“We are trying our hardest to work with CPW. We have not gone out there and shot them. We have not harassed them,” he said. Ranchers weren’t given permission by Colorado Parks and Wildlife to haze wolves – either by shooting rubber bullets, chasing them in vehicles or four-wheelers, or putting up the electric-flag fence now on the Gittleson ranch – until this month, soon after wolves killed Antencio’s second dog.
Anderson, and many others, doubt the hazing efforts will be enough. Ranchers are being backed into a corner, he said.
“I don’t want to tell you what will happen,” he said, while sitting in his tractor. “If we see a wolf without a collar depredating livestock, how is CPW going to figure out who shot it? They are forcing our hand to become criminals.”
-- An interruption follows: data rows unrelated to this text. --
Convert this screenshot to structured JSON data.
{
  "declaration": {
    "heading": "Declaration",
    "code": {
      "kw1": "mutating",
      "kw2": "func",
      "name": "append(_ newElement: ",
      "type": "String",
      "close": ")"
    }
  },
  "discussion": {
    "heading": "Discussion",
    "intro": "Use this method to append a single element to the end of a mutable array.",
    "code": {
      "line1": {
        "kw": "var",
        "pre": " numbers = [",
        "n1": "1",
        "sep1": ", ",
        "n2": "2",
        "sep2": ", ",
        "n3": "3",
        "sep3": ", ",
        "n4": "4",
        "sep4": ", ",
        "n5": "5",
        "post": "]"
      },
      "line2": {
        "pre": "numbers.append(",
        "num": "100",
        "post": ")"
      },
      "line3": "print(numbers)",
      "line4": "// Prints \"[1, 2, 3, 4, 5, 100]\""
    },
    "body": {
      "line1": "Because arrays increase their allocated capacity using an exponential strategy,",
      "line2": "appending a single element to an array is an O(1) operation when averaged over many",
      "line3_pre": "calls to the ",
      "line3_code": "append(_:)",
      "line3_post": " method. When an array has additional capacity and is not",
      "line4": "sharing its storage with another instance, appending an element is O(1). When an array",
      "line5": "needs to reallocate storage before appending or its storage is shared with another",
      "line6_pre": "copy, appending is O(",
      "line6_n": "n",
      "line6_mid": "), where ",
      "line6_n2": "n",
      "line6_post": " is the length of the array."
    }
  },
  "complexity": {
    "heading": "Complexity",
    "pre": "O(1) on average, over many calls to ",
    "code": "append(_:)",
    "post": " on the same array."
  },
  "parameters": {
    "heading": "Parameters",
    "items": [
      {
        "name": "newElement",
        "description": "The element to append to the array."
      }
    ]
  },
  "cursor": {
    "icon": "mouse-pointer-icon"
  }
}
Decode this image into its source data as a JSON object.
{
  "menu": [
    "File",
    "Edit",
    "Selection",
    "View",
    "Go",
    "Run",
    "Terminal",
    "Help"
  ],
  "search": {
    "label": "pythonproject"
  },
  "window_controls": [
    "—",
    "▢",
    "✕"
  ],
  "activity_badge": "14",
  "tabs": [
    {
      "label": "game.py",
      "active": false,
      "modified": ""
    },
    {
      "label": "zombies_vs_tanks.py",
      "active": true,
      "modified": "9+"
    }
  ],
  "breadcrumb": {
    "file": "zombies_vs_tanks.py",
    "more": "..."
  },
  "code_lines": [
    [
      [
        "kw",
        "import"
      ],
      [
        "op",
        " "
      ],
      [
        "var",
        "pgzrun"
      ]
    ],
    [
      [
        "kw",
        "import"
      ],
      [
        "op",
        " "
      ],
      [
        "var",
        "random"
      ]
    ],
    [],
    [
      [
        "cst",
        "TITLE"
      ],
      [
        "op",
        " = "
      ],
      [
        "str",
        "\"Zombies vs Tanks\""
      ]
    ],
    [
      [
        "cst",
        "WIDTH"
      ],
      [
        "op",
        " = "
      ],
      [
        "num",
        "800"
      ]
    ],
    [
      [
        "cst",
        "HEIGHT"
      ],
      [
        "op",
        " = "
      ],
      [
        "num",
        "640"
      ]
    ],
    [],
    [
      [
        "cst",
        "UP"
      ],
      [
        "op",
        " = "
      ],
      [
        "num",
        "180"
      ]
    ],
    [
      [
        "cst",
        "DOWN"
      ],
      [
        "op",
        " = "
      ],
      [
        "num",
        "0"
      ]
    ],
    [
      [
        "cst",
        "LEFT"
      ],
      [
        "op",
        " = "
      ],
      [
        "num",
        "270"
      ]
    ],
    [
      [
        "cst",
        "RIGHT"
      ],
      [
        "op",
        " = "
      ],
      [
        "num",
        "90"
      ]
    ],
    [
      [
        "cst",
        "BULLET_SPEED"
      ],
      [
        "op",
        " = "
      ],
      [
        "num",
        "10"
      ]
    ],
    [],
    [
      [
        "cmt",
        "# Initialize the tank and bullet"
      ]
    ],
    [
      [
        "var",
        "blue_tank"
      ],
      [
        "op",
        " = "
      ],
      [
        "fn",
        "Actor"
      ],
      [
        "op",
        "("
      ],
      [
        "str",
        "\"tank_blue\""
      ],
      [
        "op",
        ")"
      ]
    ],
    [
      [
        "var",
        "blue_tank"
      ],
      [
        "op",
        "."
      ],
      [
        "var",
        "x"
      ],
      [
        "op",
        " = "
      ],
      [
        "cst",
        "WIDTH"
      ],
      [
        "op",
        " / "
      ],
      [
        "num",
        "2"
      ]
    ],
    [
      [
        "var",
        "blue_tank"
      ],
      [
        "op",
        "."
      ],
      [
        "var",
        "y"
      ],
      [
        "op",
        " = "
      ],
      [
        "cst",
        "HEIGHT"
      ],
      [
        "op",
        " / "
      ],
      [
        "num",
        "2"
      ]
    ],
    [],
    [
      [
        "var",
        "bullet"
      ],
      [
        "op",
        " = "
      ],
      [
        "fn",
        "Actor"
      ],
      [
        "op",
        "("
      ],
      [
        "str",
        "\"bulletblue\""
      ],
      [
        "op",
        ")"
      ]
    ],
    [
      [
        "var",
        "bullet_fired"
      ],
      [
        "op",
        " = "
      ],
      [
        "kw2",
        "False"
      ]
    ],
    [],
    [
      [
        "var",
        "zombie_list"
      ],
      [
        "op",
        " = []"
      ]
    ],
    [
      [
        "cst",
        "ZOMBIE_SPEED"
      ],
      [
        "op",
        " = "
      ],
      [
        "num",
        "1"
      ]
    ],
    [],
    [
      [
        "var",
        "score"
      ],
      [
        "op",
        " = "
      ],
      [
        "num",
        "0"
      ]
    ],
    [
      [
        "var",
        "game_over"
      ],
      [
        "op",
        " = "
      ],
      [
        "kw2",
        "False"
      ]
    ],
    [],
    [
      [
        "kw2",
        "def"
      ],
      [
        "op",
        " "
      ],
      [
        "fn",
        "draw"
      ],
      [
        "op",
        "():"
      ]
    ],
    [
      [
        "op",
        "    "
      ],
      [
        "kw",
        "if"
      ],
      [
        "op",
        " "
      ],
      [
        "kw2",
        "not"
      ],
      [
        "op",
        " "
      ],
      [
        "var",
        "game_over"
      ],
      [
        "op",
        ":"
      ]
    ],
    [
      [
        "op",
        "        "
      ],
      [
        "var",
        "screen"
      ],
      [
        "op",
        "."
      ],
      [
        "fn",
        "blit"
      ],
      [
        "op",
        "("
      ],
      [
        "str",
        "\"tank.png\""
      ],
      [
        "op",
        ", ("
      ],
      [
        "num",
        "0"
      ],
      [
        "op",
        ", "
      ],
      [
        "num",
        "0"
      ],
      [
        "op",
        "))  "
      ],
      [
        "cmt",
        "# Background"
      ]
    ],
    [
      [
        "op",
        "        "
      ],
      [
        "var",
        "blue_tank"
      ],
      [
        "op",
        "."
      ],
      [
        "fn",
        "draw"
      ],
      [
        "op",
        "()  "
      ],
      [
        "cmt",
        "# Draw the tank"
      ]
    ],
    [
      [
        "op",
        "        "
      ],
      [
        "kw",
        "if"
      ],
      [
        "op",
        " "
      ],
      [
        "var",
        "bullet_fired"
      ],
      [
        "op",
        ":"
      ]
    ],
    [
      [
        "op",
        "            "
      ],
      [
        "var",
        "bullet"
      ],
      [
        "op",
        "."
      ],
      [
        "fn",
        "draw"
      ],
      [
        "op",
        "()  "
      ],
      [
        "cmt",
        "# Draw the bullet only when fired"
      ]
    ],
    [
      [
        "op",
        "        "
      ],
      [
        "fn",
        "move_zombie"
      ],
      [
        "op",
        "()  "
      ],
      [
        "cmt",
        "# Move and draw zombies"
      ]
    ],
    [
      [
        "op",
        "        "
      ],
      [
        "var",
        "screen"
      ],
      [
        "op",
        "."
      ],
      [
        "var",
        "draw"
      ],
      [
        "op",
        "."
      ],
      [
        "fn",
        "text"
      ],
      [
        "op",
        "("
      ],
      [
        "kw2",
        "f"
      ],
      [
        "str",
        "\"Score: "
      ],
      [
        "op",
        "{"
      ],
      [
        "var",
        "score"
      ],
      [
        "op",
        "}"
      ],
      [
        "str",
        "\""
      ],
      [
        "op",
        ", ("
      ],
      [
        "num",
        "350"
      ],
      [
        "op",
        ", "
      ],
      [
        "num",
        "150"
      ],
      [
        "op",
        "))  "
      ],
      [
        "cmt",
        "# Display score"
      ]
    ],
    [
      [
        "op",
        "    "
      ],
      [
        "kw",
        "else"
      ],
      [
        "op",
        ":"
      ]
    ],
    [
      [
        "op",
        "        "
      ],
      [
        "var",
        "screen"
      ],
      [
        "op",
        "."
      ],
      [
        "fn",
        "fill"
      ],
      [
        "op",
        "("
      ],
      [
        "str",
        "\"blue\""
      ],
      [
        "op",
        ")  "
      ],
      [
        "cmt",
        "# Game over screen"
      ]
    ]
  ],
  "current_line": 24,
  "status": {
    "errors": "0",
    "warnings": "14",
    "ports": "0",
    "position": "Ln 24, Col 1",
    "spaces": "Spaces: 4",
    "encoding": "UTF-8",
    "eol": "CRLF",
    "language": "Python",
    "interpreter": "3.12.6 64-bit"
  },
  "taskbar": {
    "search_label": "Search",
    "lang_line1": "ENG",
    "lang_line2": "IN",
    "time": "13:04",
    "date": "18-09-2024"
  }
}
Colorado wildlife and U.S. Department of Agriculture officials are scrambling to tamp down the wolf controversy, and CPW’s statewide community meetings set up to plan for reintroduction by the end of 2023 have taken on an unexpected urgency.
Adam Van Valkenburg, president of the North Park Stockgrowers and a rancher with 200 head of cattle, said he was shocked to learn that Colorado had no wolf-deterrent fence – called turbo fladry – in the state.
“We are overwhelmed right now. Everybody is behind,” said Van Valkenburg, who was among those who helped the Gittlesons put up the flag fence last week, digging up frozen ground at 10-below zero. “We are tired. We are worn out. We have jobs to do, too. We are trying to do the right thing for the wolf. But everybody is overwhelmed with the wolves we have now, let alone reintroduction.”
If the wolves come to his ranch, Van Valkenburg would need help from the rest of the ranching community, too, he said. “We came together to do the right thing.”
Like others, he wishes folks from Denver could experience ranch work for even a day. “It would be great to have those people see that and understand that,” Van Valkenburg said. “People don’t get what they are asking for.”
“There is just a lot of politics, a lot of emotion on both sides. We want the wolves to be managed. You go to Wyoming, Idaho, Montana, where lethal control is an option, every wolf up there that is doing the same thing undoubtedly, unquestionably would be taken care of.”
“This is just a confirmed eight wolves. We know there are more out here.”
For the Gittlesons, the wolf watch is fraying their nerves. When Kim Gittleson loads her truck before dawn on Monday mornings to head back to her job at the sheriff’s office in Steamboat, she’s watching over her shoulder.
“The problem is we all have to go back to work,” she said. “You have one man here who is trying to watch his cows all night, feed them, take care of them all day. And according to (the USDA,) if he watches them all night and sleeps in the day, they’ll just come kill them in the day.”